For people who've received the Pfizer or Moderna vaccine, the following groups are eligible for a booster shot six months after your initial series of shots: People 65 years and older, people over the age of 18 who live in long-term care settings, people over the age of 18 who have underlying medical conditions, and people over the age of 18 who work or live in high-risk settings.

If you received the Johnson and Johnson COVID-19 vaccine, booster shots are also recommended for people 18 and older who were vaccinated two or more months ago.

Zak Van Ooyen, the Clinic Program Manager for the Pueblo Health Department says for your booster shot, you can choose to pick a different brand of the vaccine or get the same one.

"For example, if someone had two Pfizer doses for their primary series, they can either get a Moderna booster dose or a Jansen booster dose. Same thing for Moderna. If they got that as their primary series of shots, they can get Pfizer or Johnson and Johnson," said Van Ooyen.

The Colorado Department of Public Health is now sending text messages to Coloradans who are eligible for the COVID-19 booster. That text message is being sent to more than 1,000,000 people.

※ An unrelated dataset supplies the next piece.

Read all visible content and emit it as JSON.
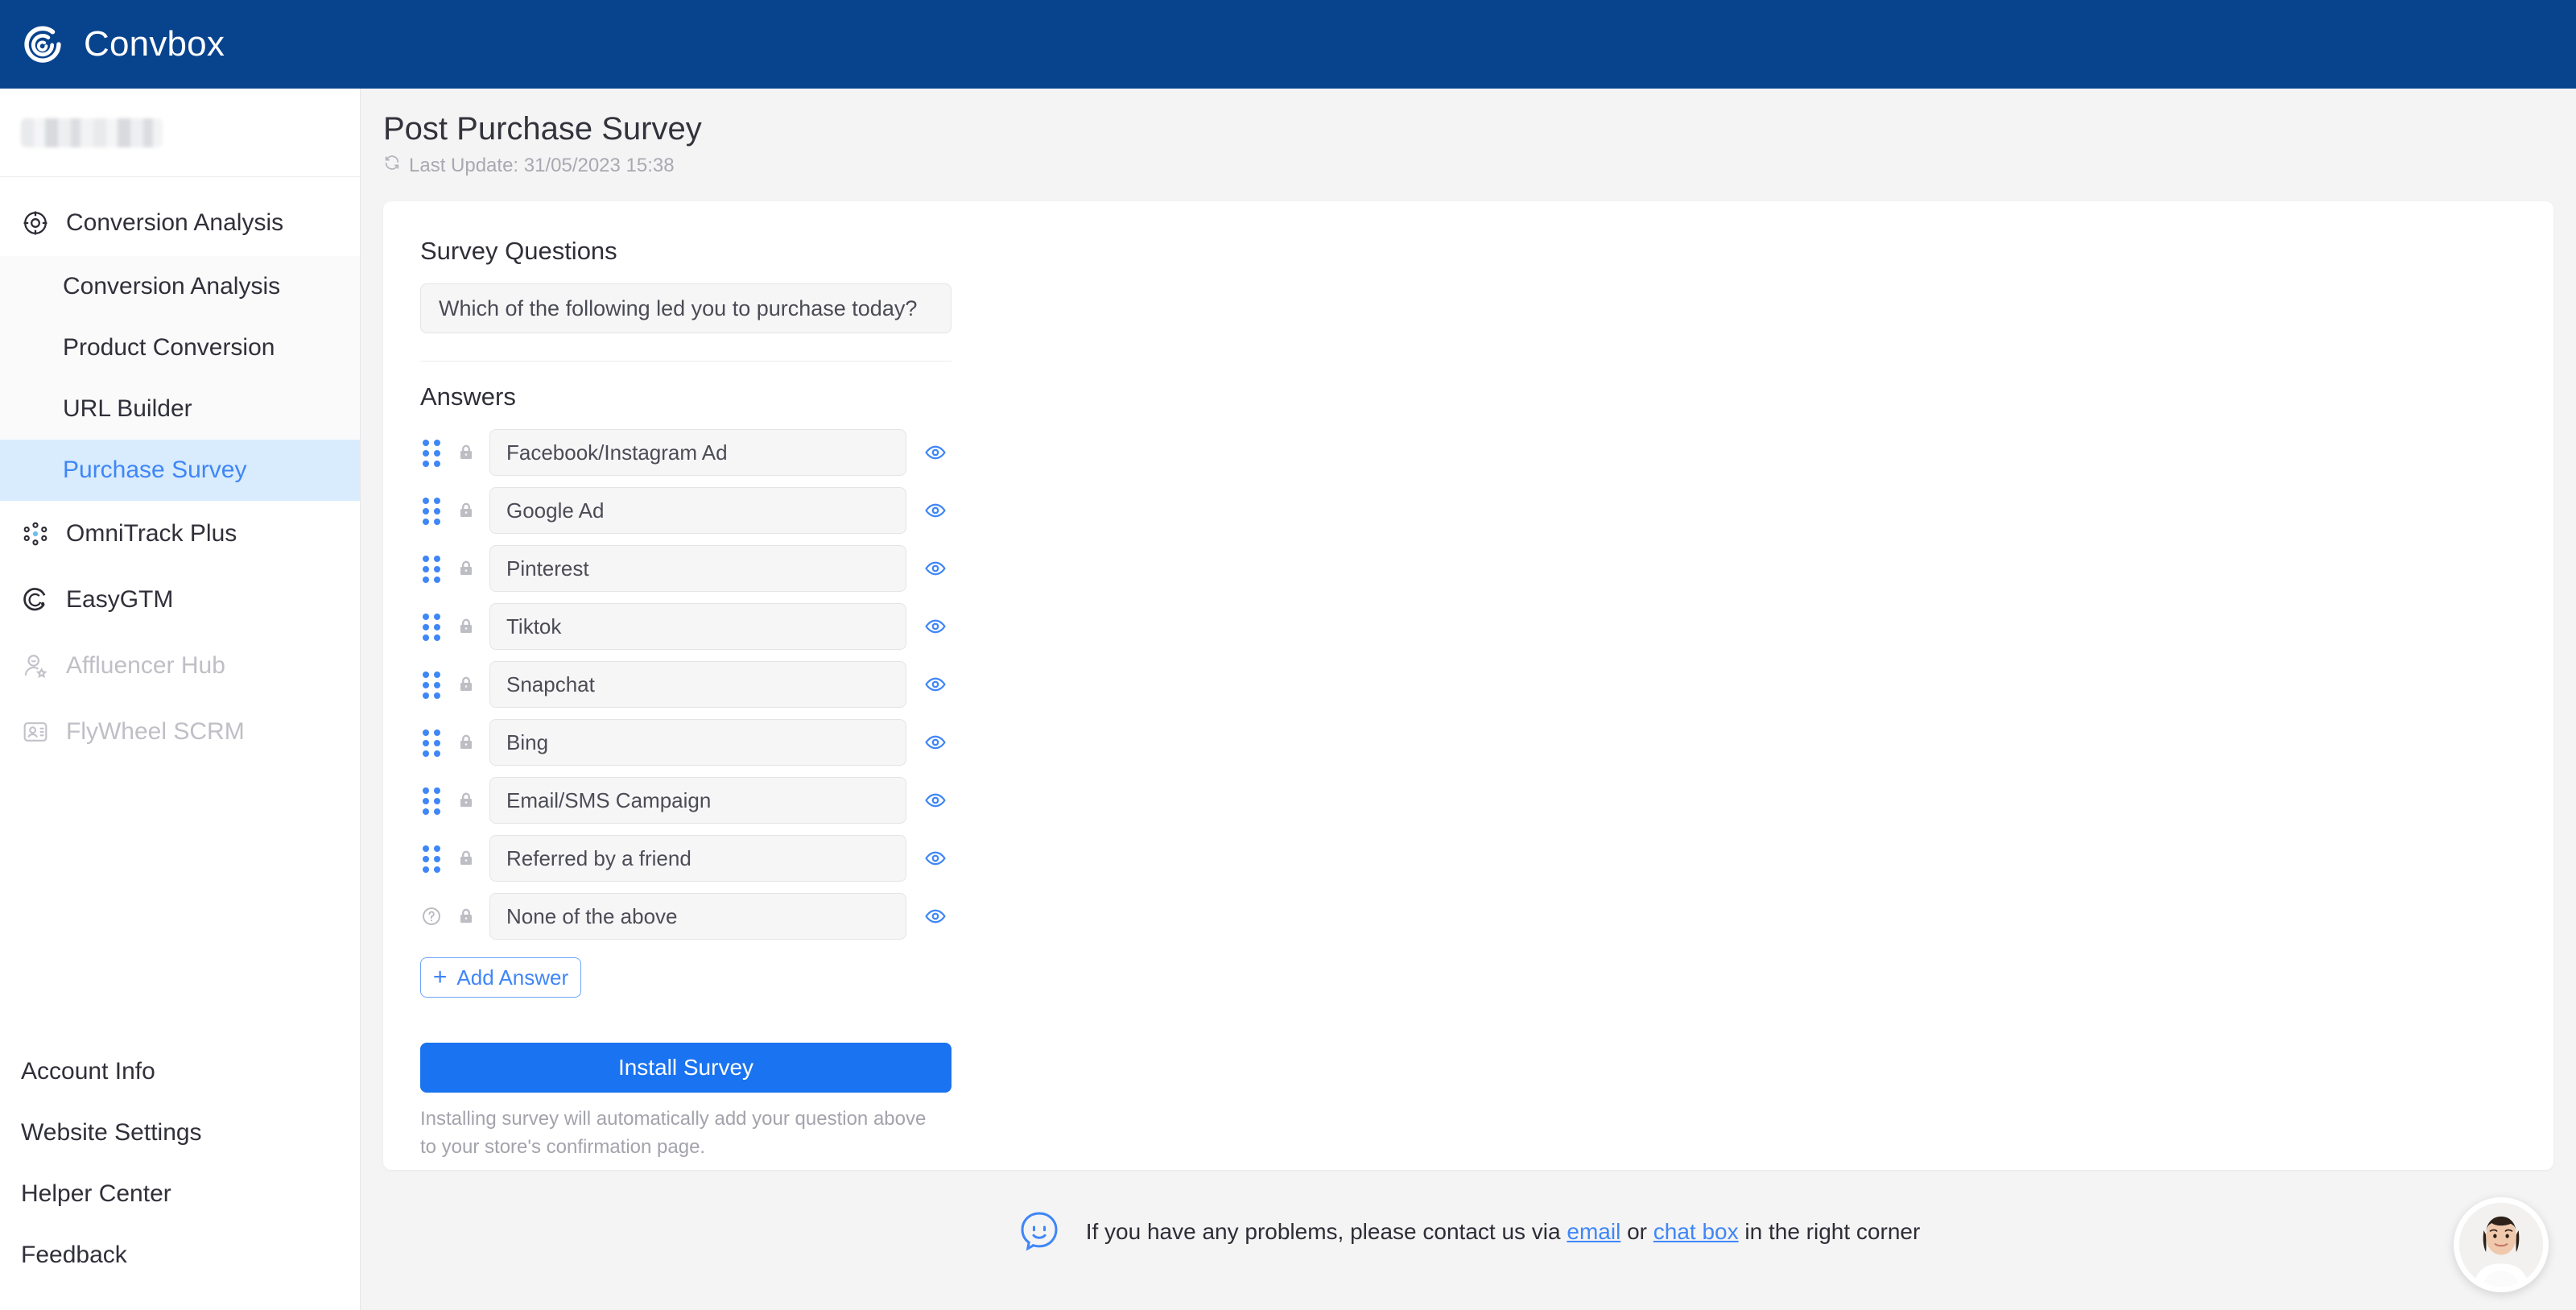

Henry Jones received the text message. At 72 years old, he received his booster shot two weeks ago after getting his first round of vaccine shots in May.

"I feel like what I did before the pandemic, before it hit. I'm more back to normal. I'm more secure in being around people now," said Jones, who mentioned he still wears his mask while in public. "I feel more positive we're going in the right direction of people getting the vaccination."

Jennifer Clark, a small business owner in Fountain, also received her booster shot.

"Getting the booster was just as easy as the first and second time. I had mild side affects, but it's definitely worth it so I can spend time with my family who are out of state and my friends who I haven't seen in a while," said Clark. "Last year for the holidays, we just stayed at home, but we're excited this year to travel and we're really looking forward to being around other poeple."

Across the state, 500,000 eligible booster doses have been given.

Dr. Chris Urbina, a medical officer for the Pueblo Health Department, says booster shots are another layer of protection, and they're encouraging people who've had COVID-19 and those who've had the vaccine to get a booster shot.

"We know that immunizations wane over time. We also know that a previous infection wanes over time. Your protecting against both of those," said Dr. Urbina. "That's why we're encouraging people to control transmission still, like washing your hands, coughing in your sleeve, and avoiding large crowds."

Staff with the Pueblo Health Department also say, a booster shot will reduce the spread of the virus and variants that are circulating, and it'll reduce your chances of being hospitalized if you do get the virus. The department is still seeing a significant rise in the number of COVID-19 cases of people who've had the virus before, and those who've been vaccinated.

"The Delta variant has certainly impacted the vaccine effectiveness and it essentially reduces our transmission control by a significant percentage. Having this variant makes tHE vaccine a little less effective and this waning immunity from the vaccine does start to create a gap and that's why we encourage people to get the boosters," said Randy Evetts, the Public Health Director for the Pueblo Health Department.

Heading into the holidays, health experts and people in the community both say the booster shotS becoming eligible for the general population will be yet another layer of protection.

Medical experts say whenever you get a vaccine or a booster shot, your immune system will respond. Your body may ache or you may have a sore arm after. If you had severe reactions or mild reactions for your first round of shots, your symptoms with the booster will be similar.